(Records)

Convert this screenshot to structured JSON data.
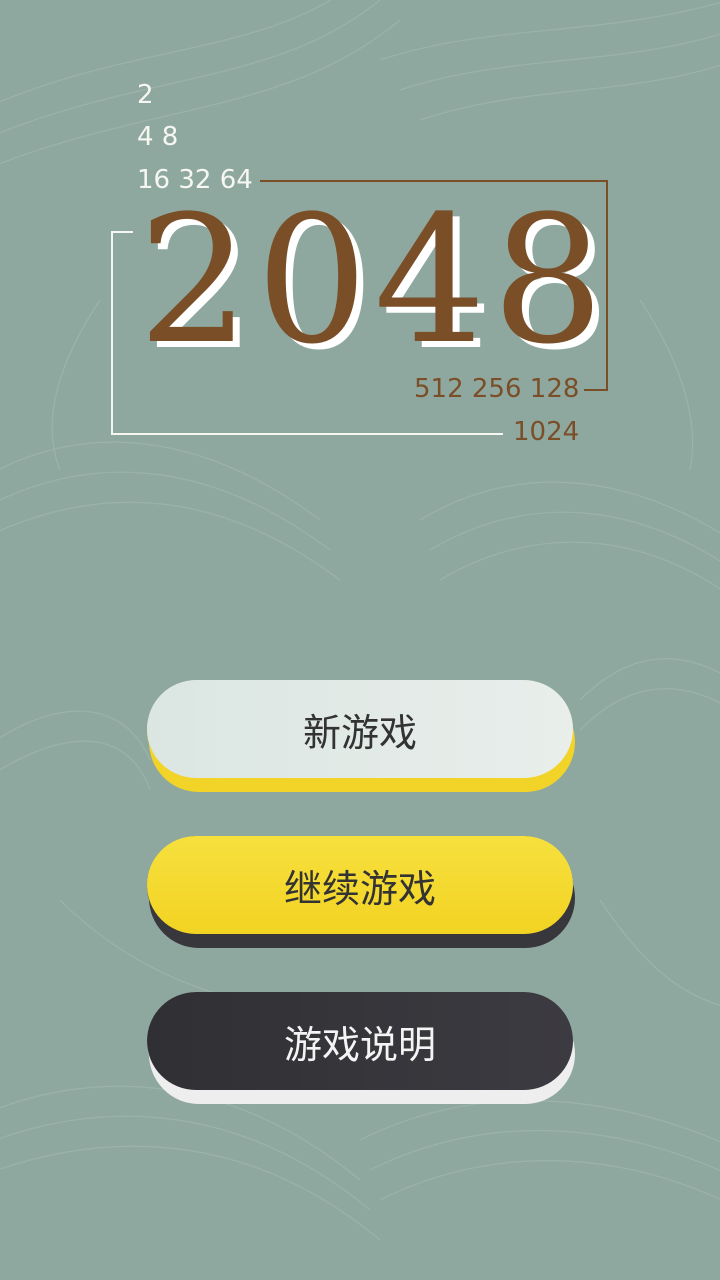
{
  "logo": {
    "row1": "2",
    "row2": "4 8",
    "row3": "16 32 64",
    "title": "2048",
    "row4": "512 256 128",
    "row5": "1024"
  },
  "menu": {
    "new_game": "新游戏",
    "continue_game": "继续游戏",
    "instructions": "游戏说明"
  },
  "colors": {
    "background": "#8fa89f",
    "title_brown": "#7a4f28",
    "yellow": "#f2d328",
    "dark": "#38373c",
    "light": "#dbe6e2"
  }
}
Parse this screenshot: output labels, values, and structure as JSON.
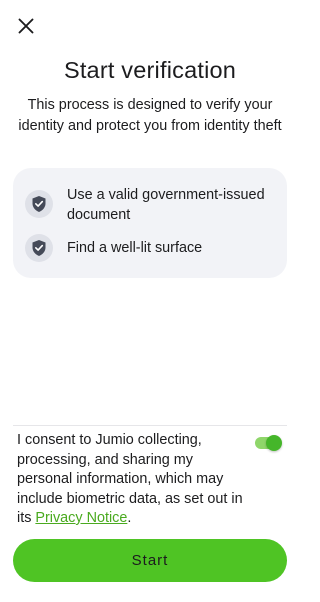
{
  "header": {
    "close_icon": "close-icon"
  },
  "title": "Start verification",
  "subtitle": "This process is designed to verify your identity and protect you from identity theft",
  "tips": [
    {
      "icon": "shield-check-icon",
      "label": "Use a valid government-issued document"
    },
    {
      "icon": "shield-check-icon",
      "label": "Find a well-lit surface"
    }
  ],
  "consent": {
    "text": "I consent to Jumio collecting, processing, and sharing my personal information, which may include biometric data, as set out in its ",
    "link_label": "Privacy Notice",
    "suffix": ".",
    "toggle_on": true
  },
  "start_button": {
    "label": "Start"
  },
  "colors": {
    "accent": "#4fc424",
    "link": "#4aaa1f",
    "card_bg": "#f2f3f7"
  }
}
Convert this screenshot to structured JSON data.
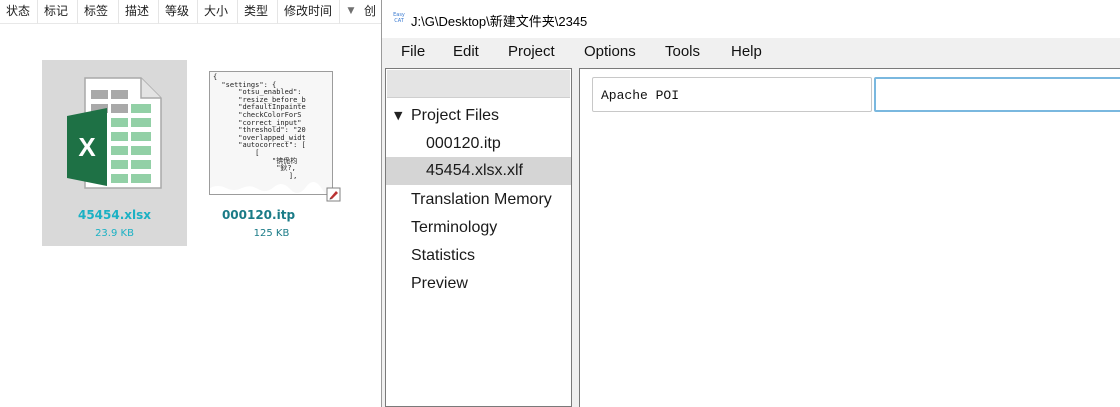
{
  "explorer": {
    "columns": [
      "状态",
      "标记",
      "标签",
      "描述",
      "等级",
      "大小",
      "类型",
      "修改时间"
    ],
    "partial_column": "创",
    "files": [
      {
        "name": "45454.xlsx",
        "size": "23.9 KB",
        "icon": "excel-file-icon"
      },
      {
        "name": "000120.itp",
        "size": "125 KB",
        "icon": "json-document-thumbnail"
      }
    ],
    "thumbnail_text": "{\n  \"settings\": {\n      \"otsu_enabled\":\n      \"resize_before_b\n      \"defaultInpainte\n      \"checkColorForS\n      \"correct_input\"\n      \"threshold\": \"20\n      \"overlapped_widt\n      \"autocorrect\": [\n          [\n              \"锛佹枃\n               \"鈥?,\n                  ],"
  },
  "app": {
    "logo_text": "Easy CAT",
    "title": "J:\\G\\Desktop\\新建文件夹\\2345",
    "menu": [
      "File",
      "Edit",
      "Project",
      "Options",
      "Tools",
      "Help"
    ],
    "tree": {
      "root_label": "Project Files",
      "files": [
        "000120.itp",
        "45454.xlsx.xlf"
      ],
      "selected_index": 1,
      "sections": [
        "Translation Memory",
        "Terminology",
        "Statistics",
        "Preview"
      ]
    },
    "editor": {
      "source_value": "Apache POI",
      "target_value": ""
    }
  },
  "colors": {
    "excel_green": "#1e7145",
    "excel_light_green": "#92d0a6",
    "file_name_cyan": "#1bb1c4",
    "file_name_teal": "#1a7b87",
    "focus_border": "#7ab8df"
  }
}
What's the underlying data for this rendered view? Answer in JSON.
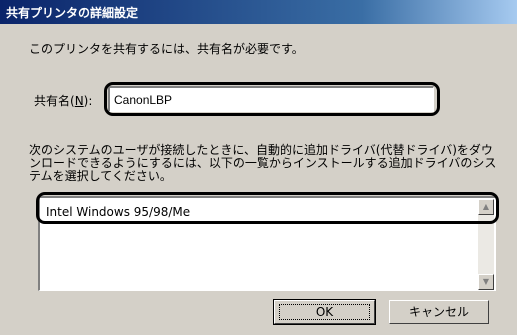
{
  "window": {
    "title": "共有プリンタの詳細設定"
  },
  "intro_text": "このプリンタを共有するには、共有名が必要です。",
  "share_name": {
    "label_prefix": "共有名(",
    "label_accel": "N",
    "label_suffix": "):",
    "value": "CanonLBP"
  },
  "description_text": "次のシステムのユーザが接続したときに、自動的に追加ドライバ(代替ドライバ)をダウンロードできるようにするには、以下の一覧からインストールする追加ドライバのシステムを選択してください。",
  "driver_list": {
    "items": [
      "Intel Windows 95/98/Me"
    ]
  },
  "icons": {
    "scroll_up": "▲",
    "scroll_down": "▼"
  },
  "buttons": {
    "ok": "OK",
    "cancel": "キャンセル"
  },
  "colors": {
    "titlebar_start": "#0a246a",
    "dialog_face": "#d4d0c8"
  }
}
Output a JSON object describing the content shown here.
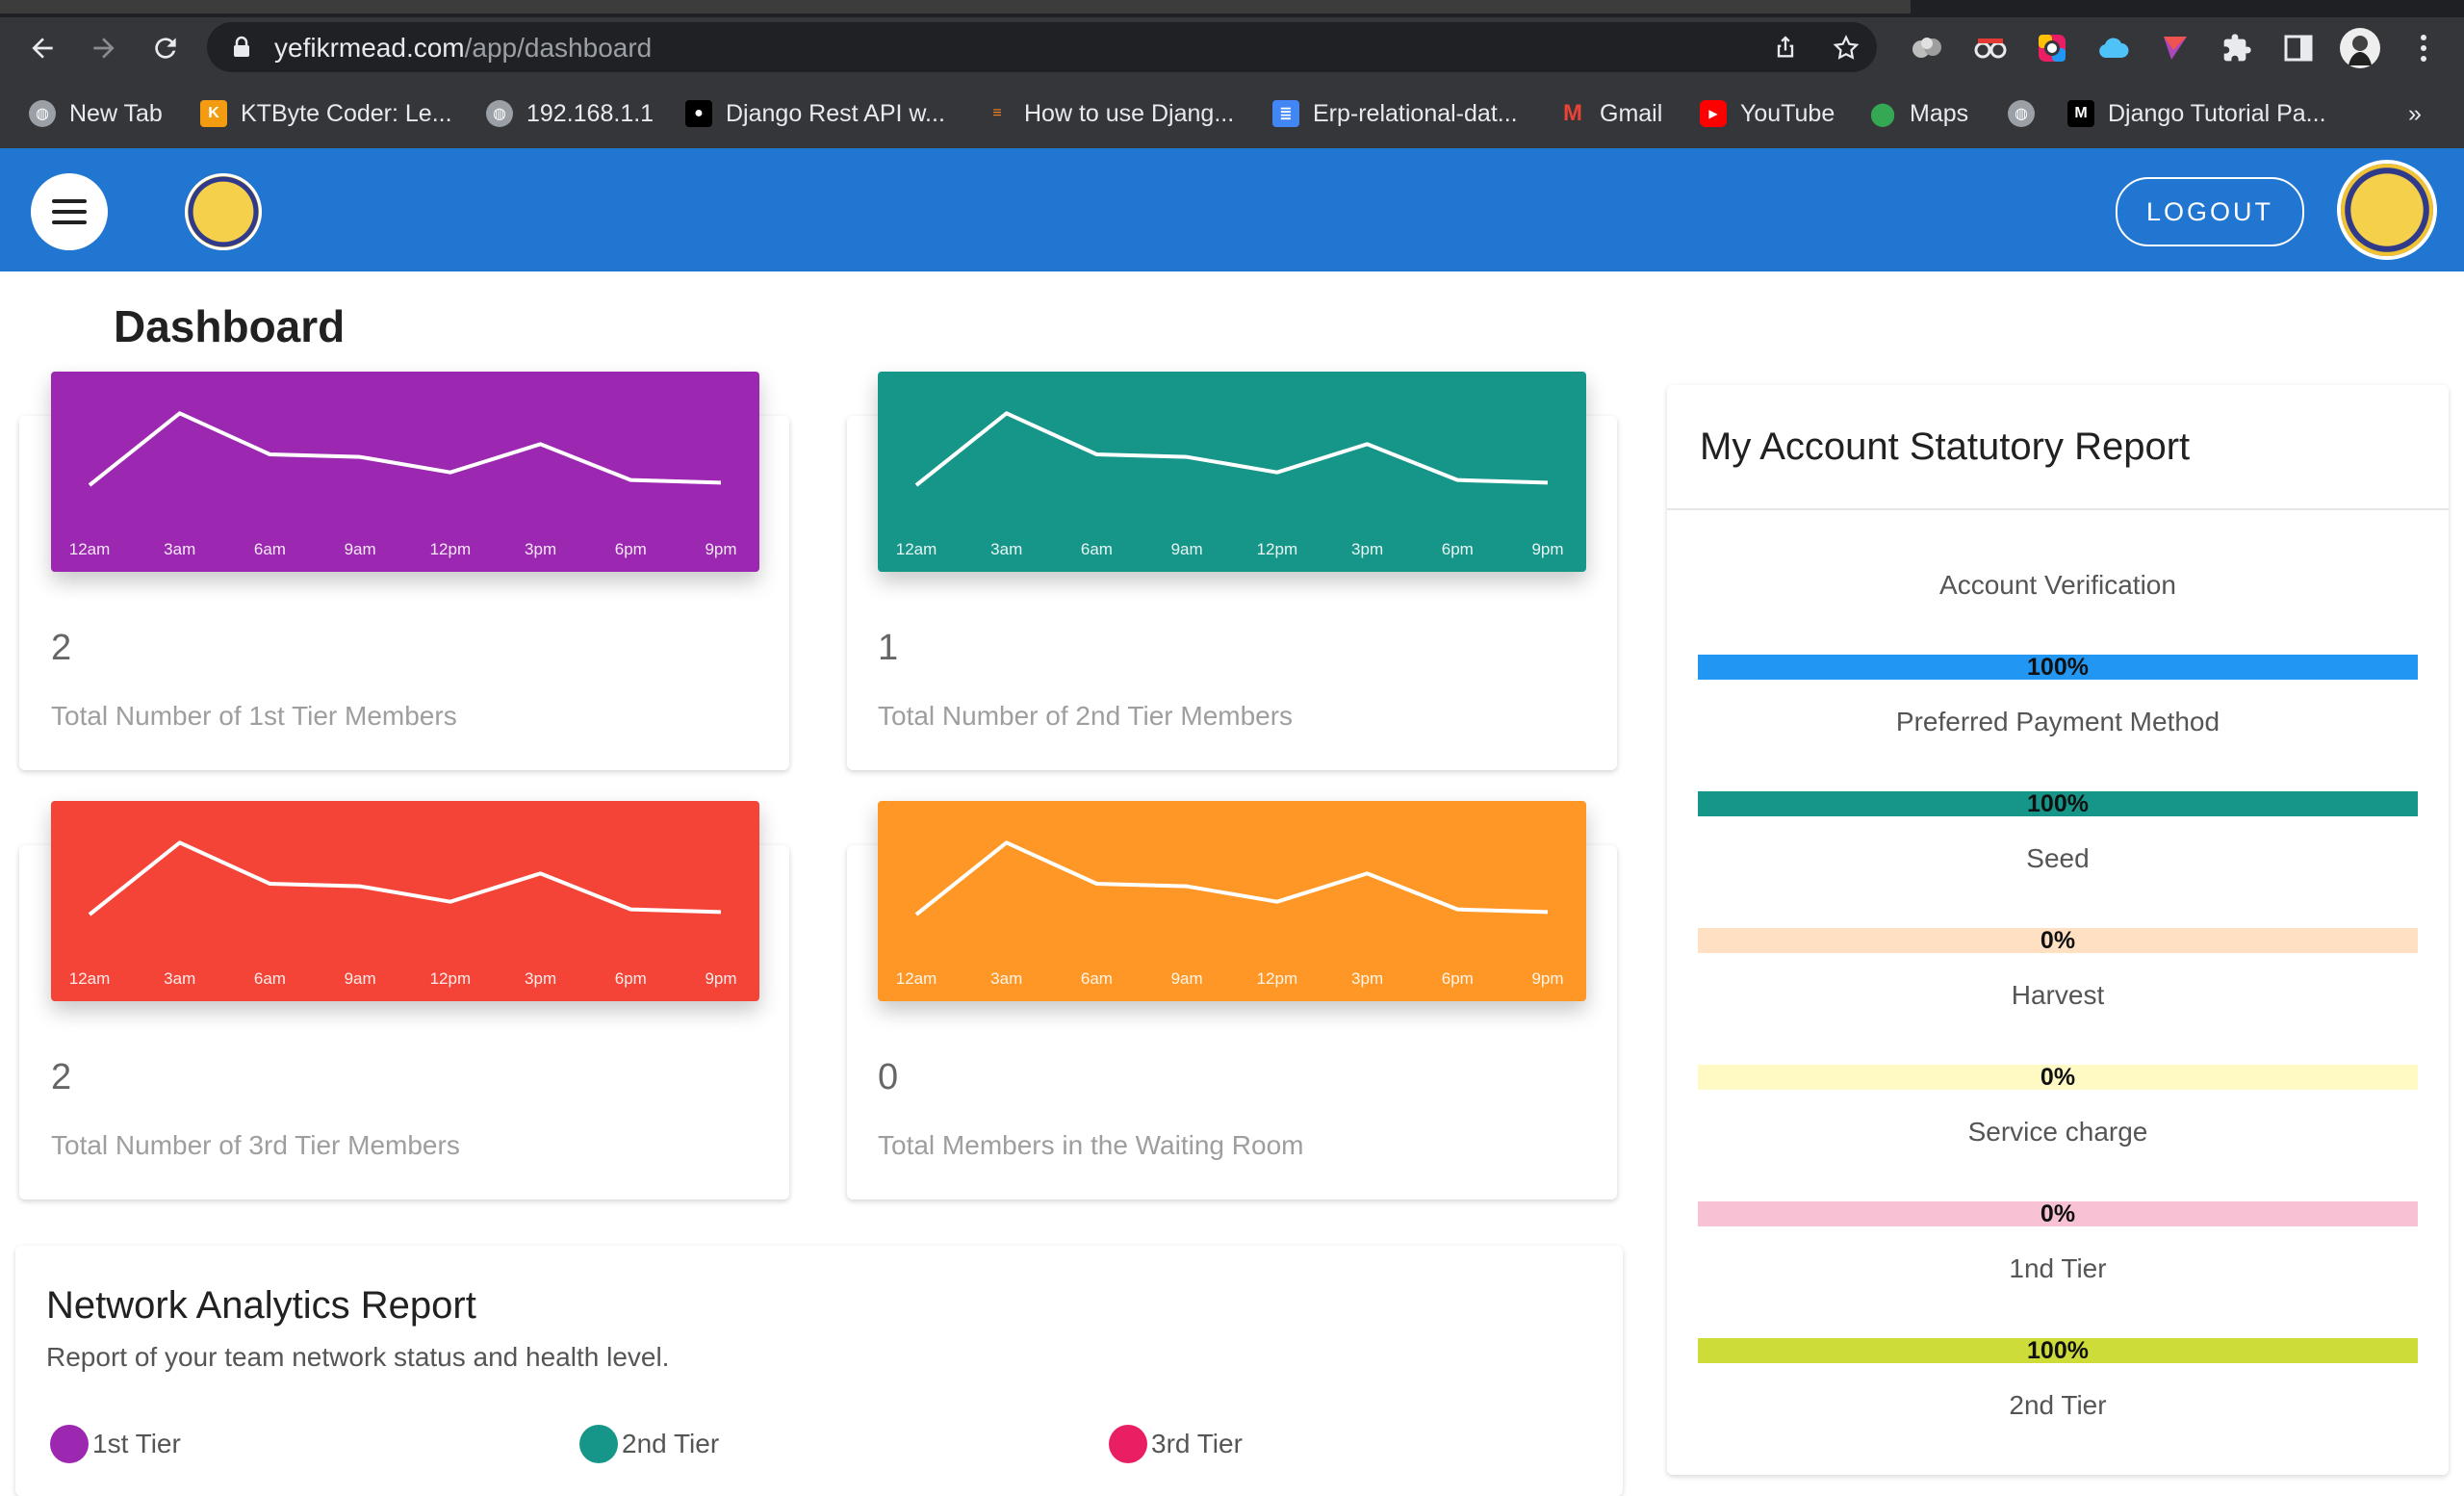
{
  "browser": {
    "url_host": "yefikrmead.com",
    "url_path": "/app/dashboard",
    "bookmarks": [
      {
        "label": "New Tab"
      },
      {
        "label": "KTByte Coder: Le..."
      },
      {
        "label": "192.168.1.1"
      },
      {
        "label": "Django Rest API w..."
      },
      {
        "label": "How to use Djang..."
      },
      {
        "label": "Erp-relational-dat..."
      },
      {
        "label": "Gmail"
      },
      {
        "label": "YouTube"
      },
      {
        "label": "Maps"
      },
      {
        "label": ""
      },
      {
        "label": "Django Tutorial Pa..."
      }
    ],
    "more_bookmarks": "»"
  },
  "appbar": {
    "logout_label": "LOGOUT"
  },
  "page": {
    "title": "Dashboard"
  },
  "stats": [
    {
      "value": "2",
      "label": "Total Number of 1st Tier Members",
      "color": "#9c27b0"
    },
    {
      "value": "1",
      "label": "Total Number of 2nd Tier Members",
      "color": "#169688"
    },
    {
      "value": "2",
      "label": "Total Number of 3rd Tier Members",
      "color": "#f34437"
    },
    {
      "value": "0",
      "label": "Total Members in the Waiting Room",
      "color": "#fe9725"
    }
  ],
  "chart_data": [
    {
      "type": "line",
      "x": [
        "12am",
        "3am",
        "6am",
        "9am",
        "12pm",
        "3pm",
        "6pm",
        "9pm"
      ],
      "series": [
        {
          "values": [
            12,
            40,
            24,
            23,
            17,
            28,
            14,
            13
          ]
        }
      ]
    },
    {
      "type": "line",
      "x": [
        "12am",
        "3am",
        "6am",
        "9am",
        "12pm",
        "3pm",
        "6pm",
        "9pm"
      ],
      "series": [
        {
          "values": [
            12,
            40,
            24,
            23,
            17,
            28,
            14,
            13
          ]
        }
      ]
    },
    {
      "type": "line",
      "x": [
        "12am",
        "3am",
        "6am",
        "9am",
        "12pm",
        "3pm",
        "6pm",
        "9pm"
      ],
      "series": [
        {
          "values": [
            12,
            40,
            24,
            23,
            17,
            28,
            14,
            13
          ]
        }
      ]
    },
    {
      "type": "line",
      "x": [
        "12am",
        "3am",
        "6am",
        "9am",
        "12pm",
        "3pm",
        "6pm",
        "9pm"
      ],
      "series": [
        {
          "values": [
            12,
            40,
            24,
            23,
            17,
            28,
            14,
            13
          ]
        }
      ]
    }
  ],
  "statutory": {
    "title": "My Account Statutory Report",
    "items": [
      {
        "label": "Account Verification",
        "percent": "100%",
        "value": 100,
        "color": "#2196f3",
        "track": "#bbdefb"
      },
      {
        "label": "Preferred Payment Method",
        "percent": "100%",
        "value": 100,
        "color": "#169688",
        "track": "#b2dfdb"
      },
      {
        "label": "Seed",
        "percent": "0%",
        "value": 0,
        "color": "#ff9800",
        "track": "#ffe0c2"
      },
      {
        "label": "Harvest",
        "percent": "0%",
        "value": 0,
        "color": "#ffeb3b",
        "track": "#fff9c4"
      },
      {
        "label": "Service charge",
        "percent": "0%",
        "value": 0,
        "color": "#e91e63",
        "track": "#f8c1d4"
      },
      {
        "label": "1nd Tier",
        "percent": "100%",
        "value": 100,
        "color": "#cddc39",
        "track": "#f0f4c3"
      },
      {
        "label": "2nd Tier",
        "percent": "",
        "value": null,
        "color": "",
        "track": ""
      }
    ]
  },
  "network": {
    "title": "Network Analytics Report",
    "subtitle": "Report of your team network status and health level.",
    "legend": [
      {
        "label": "1st Tier",
        "color": "#9c27b0"
      },
      {
        "label": "2nd Tier",
        "color": "#169688"
      },
      {
        "label": "3rd Tier",
        "color": "#e91e63"
      }
    ]
  }
}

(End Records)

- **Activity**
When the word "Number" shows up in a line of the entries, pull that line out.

- **Answer section**
      "label": "Total Number of 1st Tier Members",
      "label": "Total Number of 2nd Tier Members",
      "label": "Total Number of 3rd Tier Members",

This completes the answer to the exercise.